Whereas the Eagles can take the second leg match against Zambia in Nigeria, one match in the kitty, it is the four matches the Super Eagles will play against Algeria and Cameroon that will be huge mountains to climb, and provide a better measure of the progress they are making in the rebuilding process under the new German manager, Gernot Rohr.
The Eagles can learn from what the Indomitable Lionsof Cameroon did in Algeria when, against all the odds, they stoked the embers of fire in the group by securing a point away from home, forcing a draw against Algeria the current best team in Africa!
Analysing The Super Eagles.
One match into the group matches, these are my simple general thoughts on the ‘new’ Super Eagles.
Former Goalkeeper Vincent Enyeama is no longer missed. His successor, Carl Ikeme, is a very competent and safe pair of hands. He is cool, calm and collected with a commanding presence behind the defense line.
The second half revealed Nigeria’s fragile underbelly – its defense line. Under pressure the left and right backs started to reveal cracks and leaks.

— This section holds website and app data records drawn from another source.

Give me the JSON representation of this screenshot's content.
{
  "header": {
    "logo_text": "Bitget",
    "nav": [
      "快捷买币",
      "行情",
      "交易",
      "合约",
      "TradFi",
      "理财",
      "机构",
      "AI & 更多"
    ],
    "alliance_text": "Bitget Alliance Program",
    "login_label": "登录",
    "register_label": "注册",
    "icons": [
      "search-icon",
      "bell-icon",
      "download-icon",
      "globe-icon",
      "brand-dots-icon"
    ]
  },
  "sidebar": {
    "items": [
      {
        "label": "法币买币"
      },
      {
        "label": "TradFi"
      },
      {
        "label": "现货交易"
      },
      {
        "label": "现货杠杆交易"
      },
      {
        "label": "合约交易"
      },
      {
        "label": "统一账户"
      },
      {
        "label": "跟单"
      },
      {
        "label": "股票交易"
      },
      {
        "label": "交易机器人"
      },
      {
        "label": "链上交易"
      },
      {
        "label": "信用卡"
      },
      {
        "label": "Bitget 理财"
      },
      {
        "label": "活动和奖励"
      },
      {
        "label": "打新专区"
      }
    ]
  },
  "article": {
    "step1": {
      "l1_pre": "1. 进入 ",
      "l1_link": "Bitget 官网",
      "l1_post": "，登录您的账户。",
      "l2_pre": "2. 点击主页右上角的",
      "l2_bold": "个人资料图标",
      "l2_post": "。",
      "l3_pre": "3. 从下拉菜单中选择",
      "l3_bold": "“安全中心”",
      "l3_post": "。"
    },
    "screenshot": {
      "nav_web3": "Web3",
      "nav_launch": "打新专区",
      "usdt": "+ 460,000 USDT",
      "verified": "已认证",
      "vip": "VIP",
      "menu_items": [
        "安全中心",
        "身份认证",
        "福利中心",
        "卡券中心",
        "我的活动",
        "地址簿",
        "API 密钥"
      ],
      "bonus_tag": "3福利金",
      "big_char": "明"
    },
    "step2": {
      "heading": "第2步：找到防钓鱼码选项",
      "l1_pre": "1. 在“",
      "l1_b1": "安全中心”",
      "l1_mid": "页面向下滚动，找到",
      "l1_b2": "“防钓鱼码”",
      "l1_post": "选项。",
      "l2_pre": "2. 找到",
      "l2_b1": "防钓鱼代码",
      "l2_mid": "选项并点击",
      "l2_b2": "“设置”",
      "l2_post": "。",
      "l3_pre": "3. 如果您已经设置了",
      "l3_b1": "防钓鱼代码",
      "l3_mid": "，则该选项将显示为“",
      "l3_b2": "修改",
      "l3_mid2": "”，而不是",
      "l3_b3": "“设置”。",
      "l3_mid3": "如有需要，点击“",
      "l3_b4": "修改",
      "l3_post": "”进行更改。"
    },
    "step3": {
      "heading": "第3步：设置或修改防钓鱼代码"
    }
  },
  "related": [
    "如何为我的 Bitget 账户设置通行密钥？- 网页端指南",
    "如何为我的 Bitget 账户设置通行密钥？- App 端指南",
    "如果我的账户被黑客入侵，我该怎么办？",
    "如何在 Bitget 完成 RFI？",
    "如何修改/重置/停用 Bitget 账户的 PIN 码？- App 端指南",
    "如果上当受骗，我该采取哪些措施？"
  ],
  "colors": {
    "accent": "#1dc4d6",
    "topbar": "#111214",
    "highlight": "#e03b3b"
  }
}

But for the naivety and tame finish of the Zambians in front of the Nigerian goal, plus the composure and efficiency of the Nigerian goalkeeper, the match could have ended differently. Kenneth Omeruo played with heart but his one clumsy mistake, a poor control in front of goal, gave away the lone goal.
Ogenyi Onazi in defensive midfield and John Obi Mikel in central midfield, were a delight to watch in the first half. They worked hard, played hard and controlled the game. With one of the forwards dropping back into the attacking midfield role, and the defenders on the flanks providing more attacking options, Nigeria looked good in midfield, particularly in the first half.
Upfront, as everyone knew before the match, Nigeria now has a formidable arsenal of gifted forwards to choose from – Musa, Iwobi, Iheanacho, Ighalo, Moses and Ideye. With the right service coming from Mikel and Onazi, Nigeria’s frontline would be a nightmare, as they were against Zambia, for the teams in the group.
Having said all that, and with three points safely in their kitty, the Nigerian team is in a great position psychologically to go on to the next more difficult matches. A defeat would have been a real spirit-dampener.
The next match in November in Uyo, Nigeria, against the Desert Warriors of Algeria will provide a better measure of coach Rohr’s impact on an emerging new Super Eagles. That would be a match that will test the Eagles to the limit.
I did not watch the other matches in the series to make any informed analysis. But some of the results speak.
Cameroon’s successful escape from Algeria with a 1-1 draw throws open the group and presents Nigeria with a ray of hope.
Ghana could not go past Uganda at home. That was a surprise. I am told their undoing was the poor ground on which the match was played that limited the effectiveness of their tactics. For a team of Ghana’s pedigree that was a shocking result.
Egypt went to Congo Brazzaville and won by 2-1. That was not a big surprise. Somehow the Egyptians have mastered African football, always knowing what to do and always doing just enough to survive both home and away matches against most African teams.
Senegal’s 2-0 win against Cape Verde is no surprise at all. It announces the birth of a new era and a new generation of players for Senegal. The Cape Verde Islands don’t have the depth in players to sustain their occasional forays into the top of African football.